In fact, to the amazement of the assembly of journalists, the UNFPA, represented at the function by its assistant Harare representative, Abigail Msemburi, sponsored the runners-up in those two categories to the astounding tune of US$1 200, respectively.
The judges compiled a list of recommendations on the basis of their various observations on the conduct of the 2021 journalism awards.
They recommended in the first place that the various categories be more clearly defined for the benefit of the participants, sponsors, the judges, as well as other stakeholders.
They recommended that the categories be more streamlined to achieve a less cumbersome line-up, especially after incorporation of additional categories which they proposed.
It was one of the recommendations made by the judges that ZUJ retains total control over the definition of the categories to minimise undue influence from sponsors.
Given the vast disparity in the quantum of the prize money, the judges said they felt strongly that there should be uniformity in prize money across the categories.
Otherwise ZUJ runs the very real risk of contestants flooding with entries the lucrative categories such as those sponsored by UNFPA, while giving a wide berth to the less-attractive ones in terms of prize money.
Prize money ranged from US$200 to the very generous US$2 000 paid by UNFPA in one category.

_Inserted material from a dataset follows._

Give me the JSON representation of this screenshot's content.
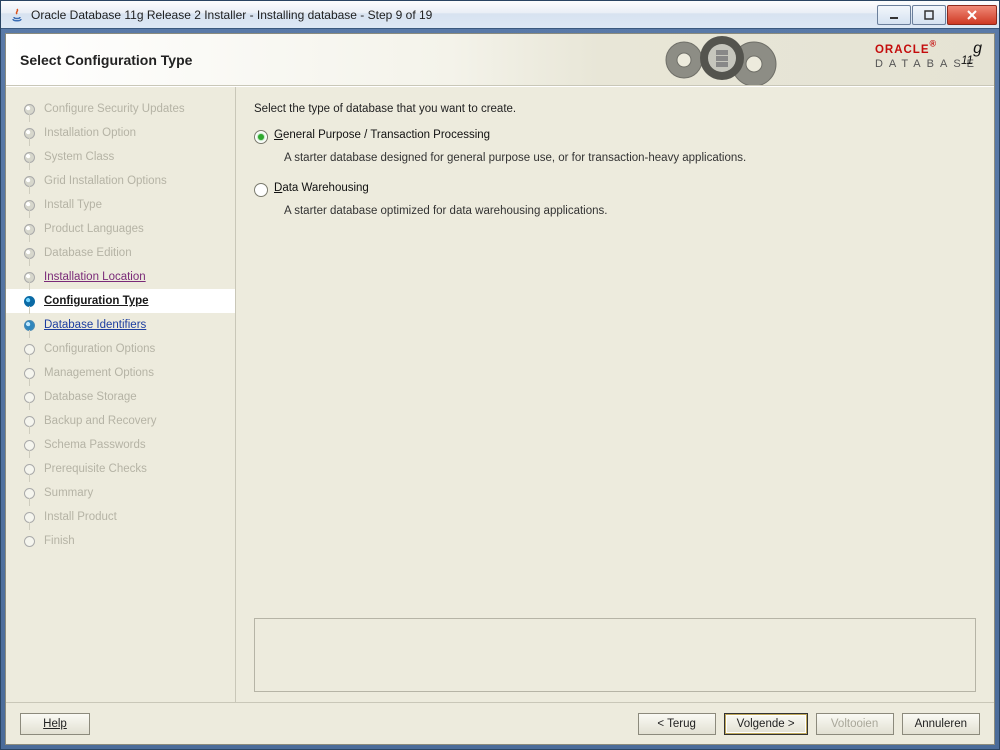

The judges drew up and proposed to ZUJ a list of categories to be considered for incorporation in an enlarged line-up.
The additional categories recommended include the all-important Journalist of the Year and Investigative Journalist of the Year awards.
Also recommended by the judges is the Photo-journalist of the Year Award.
Given that Zimbabwe is an agricultural country, dubbed the Bread Basket of the African Continent, the judges suggested that an Agricultural Reporter of the Year Award be also included.
The categories proposed were: Political Reporter, Municipal Reporter, Health Reporter, Crime and Courts Reporter as well as Motoring correspondent.
The judges also recommended that ZUJ and the media fraternity and sorority should acknowledge the role and contribution made by Zimbabwe’s cartoonists in the form of editorial cartoons and cartoon strips.
They said it was unfair that foreign cartoon strips such as Andy Capp and Hagar the Horrible were given preference, while local cartoonists such as Tony Namate, Boyd Maliki, Watson Mukutirwa and Noah Pomo virtually languished in poverty.
Their work was of a fine quality and was more relevant to Zimbabwe.
The judges pointed out that there was need for concerted effort on the part of ZUJ to canvass for support from commerce and industry to support the additional categories.
Finally, the adjudicators singled out for praise the commendable effort made by Zimbabwe Newspapers outlets, Kwayedza, Chronicle and Zimbabwe Newspapers Television Network (ZTN).
They submitted entries in virtually every category. “
“Meanwhile, the judges found the total absence of Associated Newspapers of Zimbabwe (ANZ) somewhat disconcerting,” the report said, “given that the Daily News is a key player on Zimbabwe’s media landscape.”